The release last week of the nominations for the 88th annual Academy Awards stirred an immediate backlash due to the lily-white composition of the best actor and best supporting actor categories. That’s right, for the second year in a row the Academy of Motion Picture Arts and Sciences’ 6,000-plus voting members failed to recognize any people of color or ethnic diversity for their acting abilities.
You would think that the crackers—more than 90 percent of the Academy members are white—would have learned from last year’s backlash and made an effort to be more inclusive. Last year’s slate of 20 white acting nominees marked the first time since 1998 that the nominees didn’t include at least one racially or ethnically diverse actor. This despite the critically acclaimed acting in the Martin Luther King Jr. biopic “Selma.” And now the Academy voters have done it again, and revived the “Oscars So White!” backlash.
But are the Academy’s crackers biased or was there just a lack of good racial or ethnic talent? Critics are pointing to “Straight Outa Compton,” “Beasts of No Nation,” and “Concussion,” as being filled with black talent that was ignored by Academy voters. Of course, the review of “talent” is highly subjective and many people might argue that these movies, though quite good, are not representative of Oscar-worthy talent.

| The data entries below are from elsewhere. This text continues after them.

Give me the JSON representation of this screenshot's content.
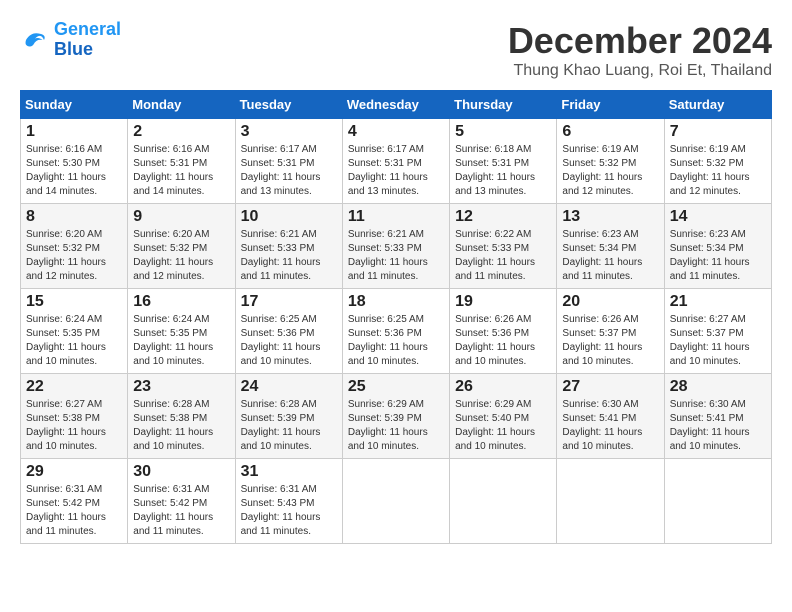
{
  "logo": {
    "line1": "General",
    "line2": "Blue"
  },
  "title": "December 2024",
  "location": "Thung Khao Luang, Roi Et, Thailand",
  "days_of_week": [
    "Sunday",
    "Monday",
    "Tuesday",
    "Wednesday",
    "Thursday",
    "Friday",
    "Saturday"
  ],
  "weeks": [
    [
      {
        "day": "1",
        "sunrise": "6:16 AM",
        "sunset": "5:30 PM",
        "daylight": "11 hours and 14 minutes."
      },
      {
        "day": "2",
        "sunrise": "6:16 AM",
        "sunset": "5:31 PM",
        "daylight": "11 hours and 14 minutes."
      },
      {
        "day": "3",
        "sunrise": "6:17 AM",
        "sunset": "5:31 PM",
        "daylight": "11 hours and 13 minutes."
      },
      {
        "day": "4",
        "sunrise": "6:17 AM",
        "sunset": "5:31 PM",
        "daylight": "11 hours and 13 minutes."
      },
      {
        "day": "5",
        "sunrise": "6:18 AM",
        "sunset": "5:31 PM",
        "daylight": "11 hours and 13 minutes."
      },
      {
        "day": "6",
        "sunrise": "6:19 AM",
        "sunset": "5:32 PM",
        "daylight": "11 hours and 12 minutes."
      },
      {
        "day": "7",
        "sunrise": "6:19 AM",
        "sunset": "5:32 PM",
        "daylight": "11 hours and 12 minutes."
      }
    ],
    [
      {
        "day": "8",
        "sunrise": "6:20 AM",
        "sunset": "5:32 PM",
        "daylight": "11 hours and 12 minutes."
      },
      {
        "day": "9",
        "sunrise": "6:20 AM",
        "sunset": "5:32 PM",
        "daylight": "11 hours and 12 minutes."
      },
      {
        "day": "10",
        "sunrise": "6:21 AM",
        "sunset": "5:33 PM",
        "daylight": "11 hours and 11 minutes."
      },
      {
        "day": "11",
        "sunrise": "6:21 AM",
        "sunset": "5:33 PM",
        "daylight": "11 hours and 11 minutes."
      },
      {
        "day": "12",
        "sunrise": "6:22 AM",
        "sunset": "5:33 PM",
        "daylight": "11 hours and 11 minutes."
      },
      {
        "day": "13",
        "sunrise": "6:23 AM",
        "sunset": "5:34 PM",
        "daylight": "11 hours and 11 minutes."
      },
      {
        "day": "14",
        "sunrise": "6:23 AM",
        "sunset": "5:34 PM",
        "daylight": "11 hours and 11 minutes."
      }
    ],
    [
      {
        "day": "15",
        "sunrise": "6:24 AM",
        "sunset": "5:35 PM",
        "daylight": "11 hours and 10 minutes."
      },
      {
        "day": "16",
        "sunrise": "6:24 AM",
        "sunset": "5:35 PM",
        "daylight": "11 hours and 10 minutes."
      },
      {
        "day": "17",
        "sunrise": "6:25 AM",
        "sunset": "5:36 PM",
        "daylight": "11 hours and 10 minutes."
      },
      {
        "day": "18",
        "sunrise": "6:25 AM",
        "sunset": "5:36 PM",
        "daylight": "11 hours and 10 minutes."
      },
      {
        "day": "19",
        "sunrise": "6:26 AM",
        "sunset": "5:36 PM",
        "daylight": "11 hours and 10 minutes."
      },
      {
        "day": "20",
        "sunrise": "6:26 AM",
        "sunset": "5:37 PM",
        "daylight": "11 hours and 10 minutes."
      },
      {
        "day": "21",
        "sunrise": "6:27 AM",
        "sunset": "5:37 PM",
        "daylight": "11 hours and 10 minutes."
      }
    ],
    [
      {
        "day": "22",
        "sunrise": "6:27 AM",
        "sunset": "5:38 PM",
        "daylight": "11 hours and 10 minutes."
      },
      {
        "day": "23",
        "sunrise": "6:28 AM",
        "sunset": "5:38 PM",
        "daylight": "11 hours and 10 minutes."
      },
      {
        "day": "24",
        "sunrise": "6:28 AM",
        "sunset": "5:39 PM",
        "daylight": "11 hours and 10 minutes."
      },
      {
        "day": "25",
        "sunrise": "6:29 AM",
        "sunset": "5:39 PM",
        "daylight": "11 hours and 10 minutes."
      },
      {
        "day": "26",
        "sunrise": "6:29 AM",
        "sunset": "5:40 PM",
        "daylight": "11 hours and 10 minutes."
      },
      {
        "day": "27",
        "sunrise": "6:30 AM",
        "sunset": "5:41 PM",
        "daylight": "11 hours and 10 minutes."
      },
      {
        "day": "28",
        "sunrise": "6:30 AM",
        "sunset": "5:41 PM",
        "daylight": "11 hours and 10 minutes."
      }
    ],
    [
      {
        "day": "29",
        "sunrise": "6:31 AM",
        "sunset": "5:42 PM",
        "daylight": "11 hours and 11 minutes."
      },
      {
        "day": "30",
        "sunrise": "6:31 AM",
        "sunset": "5:42 PM",
        "daylight": "11 hours and 11 minutes."
      },
      {
        "day": "31",
        "sunrise": "6:31 AM",
        "sunset": "5:43 PM",
        "daylight": "11 hours and 11 minutes."
      },
      null,
      null,
      null,
      null
    ]
  ]
}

Academy President Cheryl Boone Isaacs, who happens to be a woman of color, said, “Of course I am disappointed, but this is not to take away the greatness [of the films nominated].” Nevertheless, she added, the Academy’s efforts to diversify are moving too slowly. For the record as part of its efforts to become more inclusive in the wake of last year’s backlash, the Academy invited “Selma” star David Oyelowo, “Concussion” acrtress Gugu Mbatha-Raw, and “Straight Outta Compton” director F. Gary Gray to join its ranks.
This obviously isn’t going to tip the scales enough, and will probably only alleviate the apparent Academy bias against blacks. What of other minority groups? We don’t see them represented with any nominations. Are any of the acting nominees Asian? How about Hispanic? Disabled? Gay? Native American? Trans? Obese?
The answer appears to be “no.” And if you are appalled by this blatant lack of diversity in the Academy Awards nominees, then no doubt you would support a mandated affirmative action program for the Academy’s nomination process. And not only would this ensure the inclusiveness of all marginalized minority groups, but it would force Hollywood to make movies more reflective of the actual world we live in.
Here is what the slate of “best” and “supporting” actors would be comprised of under such an affirmative action nominating program (with nominations based to the extent possible upon the actual percentages of subgroups within the at-large U.S. population).
Three Hispanics (with at least one being of Mexican origin)
and one Native American every sixth year
Of the nominees seven must be obese, four must be physically or mentally disabled, and one must be gay (every 22 years the gay actor can be substituted for a transgendered actor).
So, what do you think? Should we force Hollywood to be more realistic by holding it accountable to affirmative action in its awards nominations? Hash-It-Out!
Originally published Jan. 15 in Hash It Out!